TOKYO – German brands chose the biannual auto show here for some prominent vehicle unveilings, despite their relatively small sales volume in the local market.
Volkswagen, the leading import brand in Japan, with an expected 70,000 deliveries this year, hints at its future cross/utility vehicle styling direction with the Cross Coupe concept.
“Visually, the all-wheel-drive, plug-in hybrid vehicle shows how Volkswagen designers could envisage a crossover between a 4-door coupe and a compact (CUV),” VW says in a statement.
The Cross Coupe, which is longer than the Golf but shorter than the Tiguan, boasts a long hood and low window line that are defining features of the vehicle’s front fascia.
Designers joined the xenon twin headlamps with the radiator grille’s chrome-plated fins, a departure from the current production Tiguan and Touareg CUVs.
The center of the front bumper retains the body color to form a “homogenous unit with the bars of the radiator grille,” VW says.
The Cross Coupe interior is dubbed both sporty and precise by the auto maker, which says robust controls are located on the center console, where the drive system and air conditioning is activated via two aluminum rotary switches.
The Cross Coupe’s hybrid system combines a 147-hp TSI gasoline engine with 40-kW (54-hp) and 85-kW (114-hp) electric motors.
“The 85-kW motor, integrated with the rear-axle layout as a co-axial drive unit, kicks in the when the vehicle is in all-wheel-drive or all-electric modes, VW says.”
Total system output is 261 hp. A 9.8-kWh lithium-ion battery is housed in the driveshaft’s tunnel. Fuel economy of the Cross Coupe is pegged at 87 mpg (2.7 L/100 km).
Audi rolls out a new Sportback, a 5-door variant of its popular 3-door A1 small car, which currently accounts for 25% of Audi sales in Japan.
Audi Chairman Rupert Stadler says the Sportback is a 4-seater with room for a fifth seat. It is taller than the 3-door for an overall roomier rear seat.
On sale next year in Japan and Europe, the A1 Sportback will offer three gasoline and three diesel engines, all with direct-injection and turbocharging.
The top-of-the-line gasoline engine is a 185-hp supercharged and turbocharged 1.4L, Audi says, producing 184 lb.-ft. (250 Nm) of peak torque. It is capable of 0-62 mph (100 km/h) sprints in 7.0 seconds and boasts a top speed of 141 mph (227 km/h).
The engine design echoes the Twincharger technology developed by Audi's sister-brand Volkswagen that made its debut at the 2005 Frankfurt auto show.
Audi is the No.2 best-selling luxury brand in Japan, with sales up 20% through October to 20,000 units. The auto maker is aiming to overtake No.1 BMW, Stadler says, and will be adding the Q3 small CUV to its lineup to boost volume.
BMW, which this year celebrates 30 years in Japan, plans to battle domestic auto makers in a segment they dominate, hybrids, with its new ActiveHybrid 5 that debuts here.
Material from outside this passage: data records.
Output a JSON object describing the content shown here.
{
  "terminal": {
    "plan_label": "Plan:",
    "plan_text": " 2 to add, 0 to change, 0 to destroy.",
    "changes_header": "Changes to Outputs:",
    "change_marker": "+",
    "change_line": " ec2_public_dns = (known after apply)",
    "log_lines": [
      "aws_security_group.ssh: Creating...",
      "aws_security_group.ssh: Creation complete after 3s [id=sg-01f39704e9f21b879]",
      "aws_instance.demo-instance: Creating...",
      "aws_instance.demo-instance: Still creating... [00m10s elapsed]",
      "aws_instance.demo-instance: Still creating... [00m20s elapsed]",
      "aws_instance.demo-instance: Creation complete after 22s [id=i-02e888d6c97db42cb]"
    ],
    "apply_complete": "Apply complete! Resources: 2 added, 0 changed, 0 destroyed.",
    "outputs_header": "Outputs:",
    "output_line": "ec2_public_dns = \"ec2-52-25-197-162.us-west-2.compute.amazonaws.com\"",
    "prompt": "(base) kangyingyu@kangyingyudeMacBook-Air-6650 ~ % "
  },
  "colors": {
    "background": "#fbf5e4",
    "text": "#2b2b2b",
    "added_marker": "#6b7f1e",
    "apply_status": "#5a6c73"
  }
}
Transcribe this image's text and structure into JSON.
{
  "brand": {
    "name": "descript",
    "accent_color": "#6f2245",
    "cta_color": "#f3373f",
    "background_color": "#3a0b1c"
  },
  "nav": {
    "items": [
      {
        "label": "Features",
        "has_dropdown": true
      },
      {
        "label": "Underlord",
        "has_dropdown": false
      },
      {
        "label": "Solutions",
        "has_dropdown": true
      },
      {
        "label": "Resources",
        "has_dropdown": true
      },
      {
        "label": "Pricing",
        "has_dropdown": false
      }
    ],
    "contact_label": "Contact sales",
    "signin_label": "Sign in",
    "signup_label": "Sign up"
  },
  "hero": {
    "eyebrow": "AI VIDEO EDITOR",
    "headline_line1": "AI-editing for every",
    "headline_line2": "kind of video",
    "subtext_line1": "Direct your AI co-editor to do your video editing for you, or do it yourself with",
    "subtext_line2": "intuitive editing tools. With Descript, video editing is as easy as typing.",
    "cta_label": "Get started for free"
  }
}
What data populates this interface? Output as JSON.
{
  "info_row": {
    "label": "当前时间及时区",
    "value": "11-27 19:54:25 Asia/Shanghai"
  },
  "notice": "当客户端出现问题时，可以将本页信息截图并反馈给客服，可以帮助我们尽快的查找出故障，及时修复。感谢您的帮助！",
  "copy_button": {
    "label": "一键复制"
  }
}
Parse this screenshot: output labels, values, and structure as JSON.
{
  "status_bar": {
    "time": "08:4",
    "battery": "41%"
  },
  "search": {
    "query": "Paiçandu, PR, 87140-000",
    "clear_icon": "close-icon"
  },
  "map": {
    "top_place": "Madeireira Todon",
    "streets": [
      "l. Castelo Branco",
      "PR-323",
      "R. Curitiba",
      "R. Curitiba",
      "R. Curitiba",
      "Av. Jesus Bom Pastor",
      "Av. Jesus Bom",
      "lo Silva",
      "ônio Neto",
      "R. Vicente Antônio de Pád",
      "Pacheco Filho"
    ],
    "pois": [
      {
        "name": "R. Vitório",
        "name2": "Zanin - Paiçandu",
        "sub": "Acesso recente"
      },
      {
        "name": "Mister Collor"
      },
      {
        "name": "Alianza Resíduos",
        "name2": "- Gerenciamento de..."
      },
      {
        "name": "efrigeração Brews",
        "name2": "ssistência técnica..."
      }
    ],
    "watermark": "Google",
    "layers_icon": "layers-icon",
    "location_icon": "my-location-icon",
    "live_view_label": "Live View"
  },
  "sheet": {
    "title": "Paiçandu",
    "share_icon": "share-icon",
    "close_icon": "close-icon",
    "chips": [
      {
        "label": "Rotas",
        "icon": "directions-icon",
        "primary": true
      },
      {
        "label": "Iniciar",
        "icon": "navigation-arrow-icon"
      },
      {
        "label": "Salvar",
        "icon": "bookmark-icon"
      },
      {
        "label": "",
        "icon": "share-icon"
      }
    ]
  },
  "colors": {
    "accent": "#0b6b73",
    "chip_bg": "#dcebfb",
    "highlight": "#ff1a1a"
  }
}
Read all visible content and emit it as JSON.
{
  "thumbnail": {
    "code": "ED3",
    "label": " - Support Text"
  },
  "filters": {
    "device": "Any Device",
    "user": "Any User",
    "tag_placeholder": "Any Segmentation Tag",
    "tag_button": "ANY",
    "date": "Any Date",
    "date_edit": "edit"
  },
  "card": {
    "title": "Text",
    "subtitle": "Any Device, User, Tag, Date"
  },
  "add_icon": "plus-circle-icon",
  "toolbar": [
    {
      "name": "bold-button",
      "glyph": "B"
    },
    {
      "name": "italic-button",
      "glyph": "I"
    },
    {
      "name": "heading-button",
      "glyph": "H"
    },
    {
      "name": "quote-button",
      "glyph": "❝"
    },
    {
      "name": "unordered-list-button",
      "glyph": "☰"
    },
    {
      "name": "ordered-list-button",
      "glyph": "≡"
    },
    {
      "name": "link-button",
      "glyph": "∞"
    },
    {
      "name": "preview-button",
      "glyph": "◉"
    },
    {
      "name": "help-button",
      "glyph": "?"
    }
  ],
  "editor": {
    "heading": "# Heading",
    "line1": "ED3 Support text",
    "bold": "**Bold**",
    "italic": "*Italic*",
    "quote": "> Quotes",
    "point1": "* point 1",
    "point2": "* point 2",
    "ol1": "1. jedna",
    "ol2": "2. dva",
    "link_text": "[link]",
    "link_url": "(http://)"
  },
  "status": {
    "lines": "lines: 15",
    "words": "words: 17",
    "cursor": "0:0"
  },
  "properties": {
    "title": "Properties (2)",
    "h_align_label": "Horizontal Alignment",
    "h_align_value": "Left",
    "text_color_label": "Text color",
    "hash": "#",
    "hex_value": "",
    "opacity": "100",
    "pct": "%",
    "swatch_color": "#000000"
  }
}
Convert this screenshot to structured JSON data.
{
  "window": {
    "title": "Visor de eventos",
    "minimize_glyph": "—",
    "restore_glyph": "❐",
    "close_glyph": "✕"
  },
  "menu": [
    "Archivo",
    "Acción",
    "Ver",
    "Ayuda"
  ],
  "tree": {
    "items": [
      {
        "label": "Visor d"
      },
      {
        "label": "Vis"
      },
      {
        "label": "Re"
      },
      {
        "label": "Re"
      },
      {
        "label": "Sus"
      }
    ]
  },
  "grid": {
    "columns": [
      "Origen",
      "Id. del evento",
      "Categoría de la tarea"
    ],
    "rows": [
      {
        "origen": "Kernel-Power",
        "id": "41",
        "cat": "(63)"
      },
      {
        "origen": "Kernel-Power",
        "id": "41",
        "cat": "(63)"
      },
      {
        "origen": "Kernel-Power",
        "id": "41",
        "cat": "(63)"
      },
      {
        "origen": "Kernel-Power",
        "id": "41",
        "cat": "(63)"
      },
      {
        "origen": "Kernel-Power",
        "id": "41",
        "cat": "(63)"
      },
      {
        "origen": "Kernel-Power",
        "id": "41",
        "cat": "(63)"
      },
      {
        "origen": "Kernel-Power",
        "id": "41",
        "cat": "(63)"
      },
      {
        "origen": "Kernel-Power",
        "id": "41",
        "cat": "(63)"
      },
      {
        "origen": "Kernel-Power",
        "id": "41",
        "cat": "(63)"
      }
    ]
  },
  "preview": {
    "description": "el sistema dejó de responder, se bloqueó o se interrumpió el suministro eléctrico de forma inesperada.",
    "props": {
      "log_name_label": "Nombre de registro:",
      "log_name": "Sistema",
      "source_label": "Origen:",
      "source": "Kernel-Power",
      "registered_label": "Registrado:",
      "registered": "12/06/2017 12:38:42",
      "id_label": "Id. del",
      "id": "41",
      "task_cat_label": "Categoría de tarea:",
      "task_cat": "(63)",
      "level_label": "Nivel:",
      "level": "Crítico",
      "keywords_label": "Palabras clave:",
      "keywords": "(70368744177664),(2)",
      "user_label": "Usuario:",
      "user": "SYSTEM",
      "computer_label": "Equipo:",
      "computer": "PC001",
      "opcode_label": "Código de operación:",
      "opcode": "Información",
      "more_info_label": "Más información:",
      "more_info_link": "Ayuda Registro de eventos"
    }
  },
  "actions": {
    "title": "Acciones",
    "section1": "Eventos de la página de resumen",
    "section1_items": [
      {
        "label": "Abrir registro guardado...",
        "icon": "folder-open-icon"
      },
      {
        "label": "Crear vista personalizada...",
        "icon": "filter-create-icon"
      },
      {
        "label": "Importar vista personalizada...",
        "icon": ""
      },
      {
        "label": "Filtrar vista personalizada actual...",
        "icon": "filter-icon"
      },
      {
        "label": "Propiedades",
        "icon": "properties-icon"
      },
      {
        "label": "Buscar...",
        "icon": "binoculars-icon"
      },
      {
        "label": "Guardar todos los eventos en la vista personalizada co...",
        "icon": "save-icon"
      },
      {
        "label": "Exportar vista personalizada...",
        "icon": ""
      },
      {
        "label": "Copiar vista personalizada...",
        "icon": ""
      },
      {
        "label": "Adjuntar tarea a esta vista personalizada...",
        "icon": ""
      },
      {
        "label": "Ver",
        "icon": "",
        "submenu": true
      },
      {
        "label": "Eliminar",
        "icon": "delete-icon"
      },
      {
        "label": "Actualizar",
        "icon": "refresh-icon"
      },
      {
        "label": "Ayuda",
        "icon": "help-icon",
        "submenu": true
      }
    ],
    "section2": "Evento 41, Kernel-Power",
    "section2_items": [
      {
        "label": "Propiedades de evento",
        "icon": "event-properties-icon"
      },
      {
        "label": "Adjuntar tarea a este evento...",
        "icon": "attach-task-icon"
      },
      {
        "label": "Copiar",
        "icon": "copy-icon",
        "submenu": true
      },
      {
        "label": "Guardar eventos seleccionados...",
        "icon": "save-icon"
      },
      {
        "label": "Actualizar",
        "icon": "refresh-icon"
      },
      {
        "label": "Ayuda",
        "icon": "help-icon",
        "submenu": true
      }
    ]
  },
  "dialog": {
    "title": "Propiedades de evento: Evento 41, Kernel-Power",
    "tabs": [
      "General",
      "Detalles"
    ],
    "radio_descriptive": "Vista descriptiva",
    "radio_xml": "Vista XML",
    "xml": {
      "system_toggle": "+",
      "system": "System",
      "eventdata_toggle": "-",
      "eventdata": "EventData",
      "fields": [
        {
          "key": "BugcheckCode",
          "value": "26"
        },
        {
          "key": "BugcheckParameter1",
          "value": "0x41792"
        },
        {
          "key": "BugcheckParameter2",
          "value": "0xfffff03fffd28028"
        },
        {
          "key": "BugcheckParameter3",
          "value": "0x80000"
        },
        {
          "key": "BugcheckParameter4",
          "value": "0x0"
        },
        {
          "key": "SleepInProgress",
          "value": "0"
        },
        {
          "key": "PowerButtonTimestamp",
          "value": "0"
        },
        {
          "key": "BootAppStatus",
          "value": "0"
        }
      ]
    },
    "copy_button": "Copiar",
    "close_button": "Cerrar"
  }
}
The all-new vehicle goes on sale next year in Japan and other markets.
Ian Robertson, BMW board member, says the vehicle can achieve up to 37 mph (60 km/h) in electric mode. It is the auto maker’s first hybrid to use the 3.0L I-6, in lieu of a twin-turbo V-8. The concept is rated at 335 hp, including a 41-kW (55-hp) electric motor.
ActiveHybrid 5 also has the unique ability to link the navigation system with the drivetrain to capture electricity for the battery on downhill routes, BMW says.
BMW sales have grown this year, up 8% through October, but at a slower rate than Audi, Robertson says.
Mercedes-Benz is the only German brand that does not have a global unveiling at the show. Instead, it is showing two models new to Japan on its stand: the C63 AMG Coupe Black Series and SLS AMG Roadster.
Mercedes also brought to Japan for the first time the F125! fuel-cell hybrid concept car, unveiled at Frankfurt’s auto show in September. Parent Daimler’s Smart brand showed off its Frankfurt-first concept, the lightweight ForVision.